I wasn’t able to score my own copy of King Tubbys… immediately. My professor took me along on shopping trips to Toronto’s Caribbean ghettos in search of rootical vinyl. There we would stroll past sullen black women seated beneath hair dryers; the best albums were found in the back of Monica’s, a beauty parlor on Eglinton. Medley Dub was my first purchase on one such foray. The cover was sealed with tape that had stained its cardboard. The price was inscribed on the sleeve with scarlet grease pencil. There was next to no information at all beyond the track titles and an engineering credit. Already worn-looking and smelling of permanent solution, the record promised dark stuff. I had the goods in hand, all I had to do was buy the thing. Needless to add, Medley Dub delivered in spades.

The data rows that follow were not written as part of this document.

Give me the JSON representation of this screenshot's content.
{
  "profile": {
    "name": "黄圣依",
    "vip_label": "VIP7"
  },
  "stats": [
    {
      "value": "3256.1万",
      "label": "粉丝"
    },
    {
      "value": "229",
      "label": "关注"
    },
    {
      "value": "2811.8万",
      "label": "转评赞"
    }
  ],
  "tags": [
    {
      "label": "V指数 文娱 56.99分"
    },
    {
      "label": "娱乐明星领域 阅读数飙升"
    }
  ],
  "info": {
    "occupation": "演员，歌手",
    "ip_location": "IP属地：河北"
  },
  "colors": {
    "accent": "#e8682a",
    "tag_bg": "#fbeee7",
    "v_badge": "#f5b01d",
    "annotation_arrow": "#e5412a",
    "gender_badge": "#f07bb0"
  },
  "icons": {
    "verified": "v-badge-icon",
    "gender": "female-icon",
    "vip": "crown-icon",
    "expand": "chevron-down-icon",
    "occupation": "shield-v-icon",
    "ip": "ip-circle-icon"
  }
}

In his excellent notes for the Musical Feast compilation, Heartbeat label proprietor Chris Wilson offers a respectful depiction of Sonia Pottinger, the producer whose High Note imprint originally issued Medley Dub. Her productions, in his words, “…were characterized by a thoughtfulness, and a certain innocence.” (Wilson refers to the producer as ‘Mrs. Pottinger’ throughout, even in the subtitle of his compilation. Manners and respect will always carry the day here at NCIP.) That innocence was balanced by the Mephistophelian touch of engineer Errol Brown. His many early dub releases include the Treasure Isle In Dub series and, alongside those of King Tubby (a deity who walked among us as a man, at least until he was shot in his front yard), helped to define dub in its nascent years during the early '70s.
Errol Brown’s dub mixes make a good case for the position, still held by many a dub aficionado, that great dubs can only be fashioned from four-track master tapes. Even so, Brown manages to isolate fragments of the music at critical junctures, summoning drama, mystery and even comedy when least expected. Hearing the brass section solo’ed as the players tied into the central riff from “Lazy, Crazy, Hazy Days of Summer” must have had dancers in Kingston’s yards smiling in spite of the humidity. Soon enough, dub would enter its surrealist/dadaist phase, where doorbells and test tones and cuckoo clocks accessorized the mixes compiled within Joe Gibbs’ African Dub series or the much-chronicled mid-‘70s output of Lee Perry’s Black Ark studio. Medley Dub was the acme of an earlier moment, when the spry rhythms of rock steady had yet to slow down; the transition to the gravitas of ‘70s cultural reggae rhythms had begun. As you will hear, the dark stuff was already seeping in.
Medley Dub @ 160